Task prompt
Scan the records for the word "position". Copy each line that includes it.

Excerpts from an interface dataset:

· · ·

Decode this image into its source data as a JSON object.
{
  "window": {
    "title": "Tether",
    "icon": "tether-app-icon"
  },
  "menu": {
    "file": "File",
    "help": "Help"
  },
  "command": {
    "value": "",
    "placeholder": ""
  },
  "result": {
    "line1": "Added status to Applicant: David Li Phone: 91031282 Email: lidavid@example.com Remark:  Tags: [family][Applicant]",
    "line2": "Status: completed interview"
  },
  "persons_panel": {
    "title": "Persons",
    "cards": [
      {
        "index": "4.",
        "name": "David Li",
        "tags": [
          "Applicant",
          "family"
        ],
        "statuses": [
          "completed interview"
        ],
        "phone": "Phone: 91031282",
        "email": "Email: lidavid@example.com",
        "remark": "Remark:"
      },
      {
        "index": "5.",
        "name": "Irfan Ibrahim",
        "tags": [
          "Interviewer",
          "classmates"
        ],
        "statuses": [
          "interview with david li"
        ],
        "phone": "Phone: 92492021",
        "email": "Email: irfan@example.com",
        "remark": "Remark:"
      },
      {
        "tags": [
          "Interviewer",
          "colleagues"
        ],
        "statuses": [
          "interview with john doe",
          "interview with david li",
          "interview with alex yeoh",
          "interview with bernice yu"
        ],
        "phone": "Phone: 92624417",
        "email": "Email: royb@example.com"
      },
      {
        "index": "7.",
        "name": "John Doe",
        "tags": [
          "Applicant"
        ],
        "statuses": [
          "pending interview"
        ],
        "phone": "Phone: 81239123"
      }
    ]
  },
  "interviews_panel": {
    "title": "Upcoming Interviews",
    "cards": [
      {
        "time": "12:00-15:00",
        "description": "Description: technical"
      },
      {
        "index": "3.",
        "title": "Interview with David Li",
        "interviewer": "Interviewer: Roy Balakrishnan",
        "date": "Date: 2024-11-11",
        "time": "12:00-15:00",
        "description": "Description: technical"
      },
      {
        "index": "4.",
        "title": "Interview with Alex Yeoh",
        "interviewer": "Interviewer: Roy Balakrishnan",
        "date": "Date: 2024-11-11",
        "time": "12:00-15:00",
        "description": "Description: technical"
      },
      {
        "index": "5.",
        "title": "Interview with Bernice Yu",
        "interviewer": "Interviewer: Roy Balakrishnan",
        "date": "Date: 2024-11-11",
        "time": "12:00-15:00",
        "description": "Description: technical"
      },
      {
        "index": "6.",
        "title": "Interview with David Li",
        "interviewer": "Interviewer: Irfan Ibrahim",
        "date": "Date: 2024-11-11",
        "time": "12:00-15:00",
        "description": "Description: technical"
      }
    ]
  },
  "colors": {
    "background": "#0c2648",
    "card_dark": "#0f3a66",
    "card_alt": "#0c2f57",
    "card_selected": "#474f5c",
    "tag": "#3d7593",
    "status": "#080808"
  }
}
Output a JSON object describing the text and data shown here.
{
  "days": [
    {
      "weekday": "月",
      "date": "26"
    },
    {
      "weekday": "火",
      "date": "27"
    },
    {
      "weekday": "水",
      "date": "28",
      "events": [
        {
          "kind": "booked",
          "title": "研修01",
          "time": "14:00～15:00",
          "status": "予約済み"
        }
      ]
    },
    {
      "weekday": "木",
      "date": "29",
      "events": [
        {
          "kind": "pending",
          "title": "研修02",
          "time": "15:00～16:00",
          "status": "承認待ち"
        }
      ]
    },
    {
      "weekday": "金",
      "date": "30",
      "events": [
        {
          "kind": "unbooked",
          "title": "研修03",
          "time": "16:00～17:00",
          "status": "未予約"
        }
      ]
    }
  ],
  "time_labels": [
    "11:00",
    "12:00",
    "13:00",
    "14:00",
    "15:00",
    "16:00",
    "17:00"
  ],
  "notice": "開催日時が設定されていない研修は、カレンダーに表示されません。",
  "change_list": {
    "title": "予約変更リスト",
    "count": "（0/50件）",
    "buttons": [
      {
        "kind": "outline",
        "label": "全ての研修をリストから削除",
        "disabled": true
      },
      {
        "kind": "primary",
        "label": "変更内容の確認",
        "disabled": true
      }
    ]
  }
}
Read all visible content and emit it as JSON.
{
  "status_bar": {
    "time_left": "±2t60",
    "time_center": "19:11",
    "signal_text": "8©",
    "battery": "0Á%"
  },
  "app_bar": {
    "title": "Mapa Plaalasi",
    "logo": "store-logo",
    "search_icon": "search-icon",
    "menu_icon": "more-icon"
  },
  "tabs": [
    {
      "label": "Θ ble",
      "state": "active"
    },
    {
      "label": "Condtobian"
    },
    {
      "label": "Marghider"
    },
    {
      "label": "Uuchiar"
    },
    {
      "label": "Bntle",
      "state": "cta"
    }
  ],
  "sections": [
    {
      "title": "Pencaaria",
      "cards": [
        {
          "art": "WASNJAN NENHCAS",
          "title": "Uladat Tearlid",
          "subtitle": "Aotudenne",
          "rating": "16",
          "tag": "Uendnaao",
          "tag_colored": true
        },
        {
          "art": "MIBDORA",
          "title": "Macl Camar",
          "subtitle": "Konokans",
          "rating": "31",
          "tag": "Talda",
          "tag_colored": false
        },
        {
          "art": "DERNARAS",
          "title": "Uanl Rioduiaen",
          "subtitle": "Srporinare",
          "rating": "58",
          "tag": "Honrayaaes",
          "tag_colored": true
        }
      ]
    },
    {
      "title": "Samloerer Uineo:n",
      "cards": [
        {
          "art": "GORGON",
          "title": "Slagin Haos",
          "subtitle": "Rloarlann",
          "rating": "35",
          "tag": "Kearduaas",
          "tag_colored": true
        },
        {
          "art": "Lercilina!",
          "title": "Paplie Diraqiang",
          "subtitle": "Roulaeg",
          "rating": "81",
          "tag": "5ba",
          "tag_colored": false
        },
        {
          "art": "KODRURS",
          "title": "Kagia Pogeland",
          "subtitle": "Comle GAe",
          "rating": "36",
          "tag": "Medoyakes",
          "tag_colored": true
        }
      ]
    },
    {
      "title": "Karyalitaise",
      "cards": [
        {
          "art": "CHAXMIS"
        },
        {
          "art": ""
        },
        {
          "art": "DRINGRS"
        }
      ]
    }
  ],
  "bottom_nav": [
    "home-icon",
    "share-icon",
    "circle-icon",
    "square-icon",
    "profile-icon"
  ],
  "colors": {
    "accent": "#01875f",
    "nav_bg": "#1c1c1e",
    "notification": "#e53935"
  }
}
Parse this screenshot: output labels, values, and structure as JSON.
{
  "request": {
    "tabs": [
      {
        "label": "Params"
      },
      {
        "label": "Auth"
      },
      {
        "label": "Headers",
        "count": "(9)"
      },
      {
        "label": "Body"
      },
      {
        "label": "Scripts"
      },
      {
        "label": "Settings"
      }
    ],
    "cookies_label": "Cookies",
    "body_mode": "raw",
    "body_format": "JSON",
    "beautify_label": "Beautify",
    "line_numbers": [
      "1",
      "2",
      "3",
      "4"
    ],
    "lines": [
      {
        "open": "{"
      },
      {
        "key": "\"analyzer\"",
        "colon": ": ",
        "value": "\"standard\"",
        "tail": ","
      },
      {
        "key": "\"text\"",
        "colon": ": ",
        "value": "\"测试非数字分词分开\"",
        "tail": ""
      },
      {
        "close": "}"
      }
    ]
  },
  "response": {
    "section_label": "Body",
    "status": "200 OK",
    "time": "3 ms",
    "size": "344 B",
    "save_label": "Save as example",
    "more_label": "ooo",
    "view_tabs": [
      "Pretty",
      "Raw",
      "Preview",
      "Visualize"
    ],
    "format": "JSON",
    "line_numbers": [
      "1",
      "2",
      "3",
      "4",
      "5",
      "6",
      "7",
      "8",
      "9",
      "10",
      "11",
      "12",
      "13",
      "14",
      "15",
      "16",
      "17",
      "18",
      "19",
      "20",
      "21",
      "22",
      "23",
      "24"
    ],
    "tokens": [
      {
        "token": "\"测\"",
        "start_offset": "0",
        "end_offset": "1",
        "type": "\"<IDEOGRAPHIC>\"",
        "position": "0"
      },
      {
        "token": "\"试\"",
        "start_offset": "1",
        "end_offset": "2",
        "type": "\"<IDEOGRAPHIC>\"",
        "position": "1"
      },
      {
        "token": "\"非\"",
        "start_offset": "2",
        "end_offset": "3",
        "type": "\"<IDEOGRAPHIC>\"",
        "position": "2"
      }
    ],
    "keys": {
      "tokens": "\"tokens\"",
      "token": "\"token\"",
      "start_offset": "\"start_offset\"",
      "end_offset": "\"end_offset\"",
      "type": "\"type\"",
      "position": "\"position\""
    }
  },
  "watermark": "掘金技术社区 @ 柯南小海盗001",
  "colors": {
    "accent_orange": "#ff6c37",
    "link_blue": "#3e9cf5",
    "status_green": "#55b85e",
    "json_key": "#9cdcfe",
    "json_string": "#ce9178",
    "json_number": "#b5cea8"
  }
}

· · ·

Your solution
        "position": "0"
        "position": "1"
        "position": "2"
      "position": "\"position\""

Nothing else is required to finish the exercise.